This case begins with a doctor, Jasubhai Desai, and a nurse, Anna Marie Turetzky, agreeing to open a medical clinic together back in the 1970s. Their business did exceedingly well as their personal relationship soured. The two fought constantly, sometimes even physically. The two tried to remedy the situation by operating out of different branches of their clinic, but that only worked for a short time. Finally, the two decided to dissolve their partnership with Desai agreeing to repay Turetzky for her share of the enterprise.
Just over a month later police found Turetzky’s body in the front seat of her car in a motel parking lot. She had been strangled and police initially were clueless about a potential suspect. A year later, the police learned that an associate of Desai’s admitted before a grand jury that a friend who had worked at Desai’s clinic confessed to murdering Turetzky on Desai’s behalf for a few thousand dollars.
The case moved on to trial where the jury heard that Desai had solicited a hit man, took out life insurance on Turetzky, asked investigators about whether Turetzky’s body had been found before it was discovered, drove to the crime scene that day and gave the alleged hit man $2,000 after the murder.
The jury found Desai guilty of first-degree murder and the judge imposed a life sentence.

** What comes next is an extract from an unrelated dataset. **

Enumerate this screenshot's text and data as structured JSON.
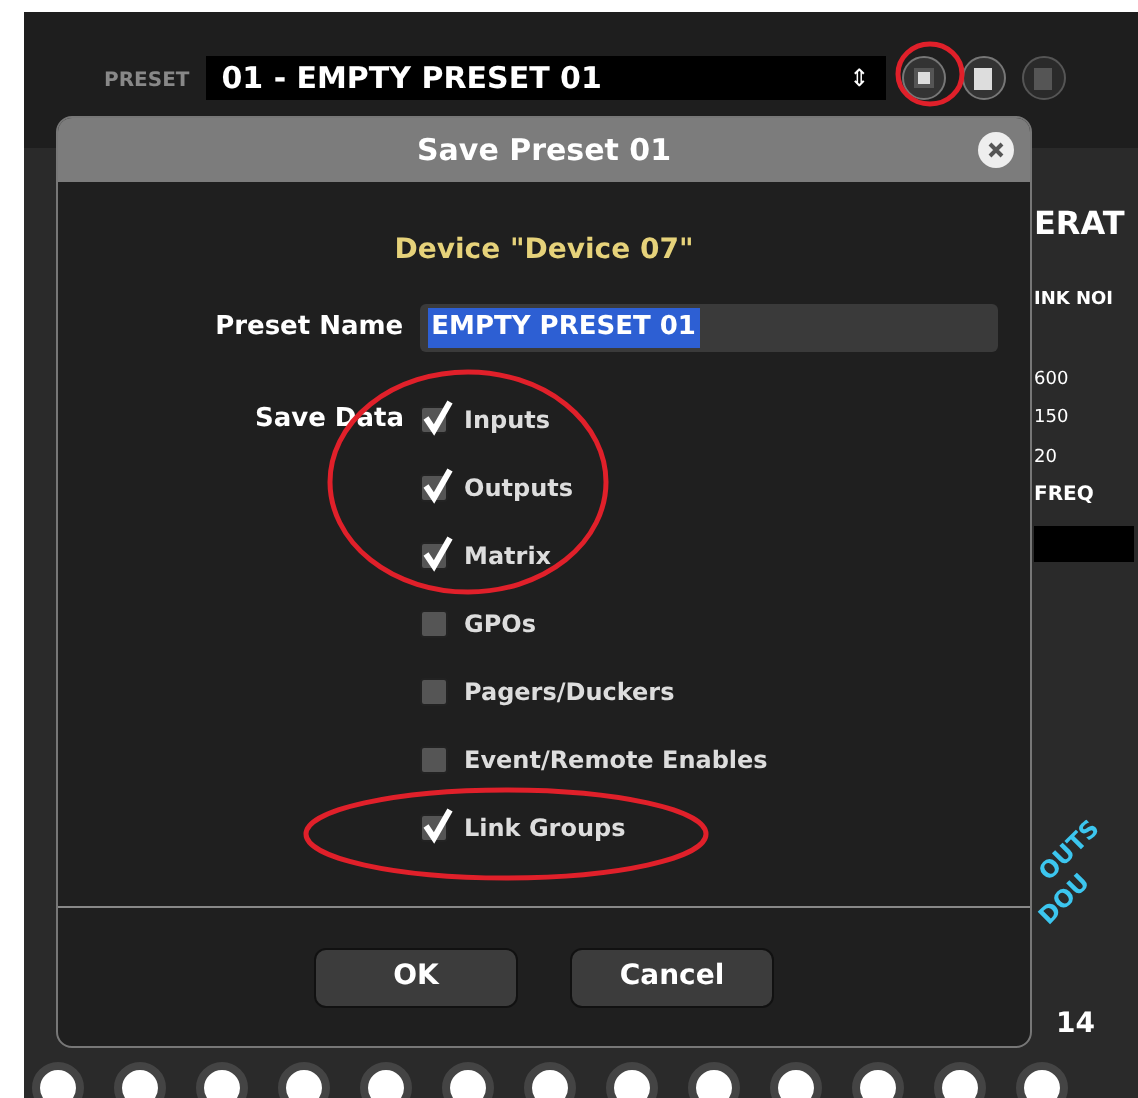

The conviction was then affirmed on the state level and appealed to a federal district court. That court ultimately decided that the admission of Desai’s co-defendant’s non-testimonial statement against interest violated the Confrontation Clause, something that was appealed and rejected by the Sixth Circuit, which then remanded the case for reconsideration.
Desai then argued that the admission of confession by his hit man given to the mutual friend ought to be excluded given that it is unreliable and that it violates the Due Process Clause of the 14th Amendment. The district court agreed with Desai a second time, claiming that the evidence ought to have been excluded from trial.
However, the case was again appealed to the Sixth Circuit, which yet again disagreed with the district court and reversed the decision. The Sixth Circuit determined that Desai was unable to identify any valid Supreme Court precedent that would support his claim that the statements ought to be excluded. Instead, the Sixth Circuit said any mention by the Supreme Court that unreliable testimony might violate the Due Process Clause is contained only in dicta and even then, is incredibly vague. As a result, the admission will stand as will Desai’s conviction for first-degree murder.
To read the full opinion, click here.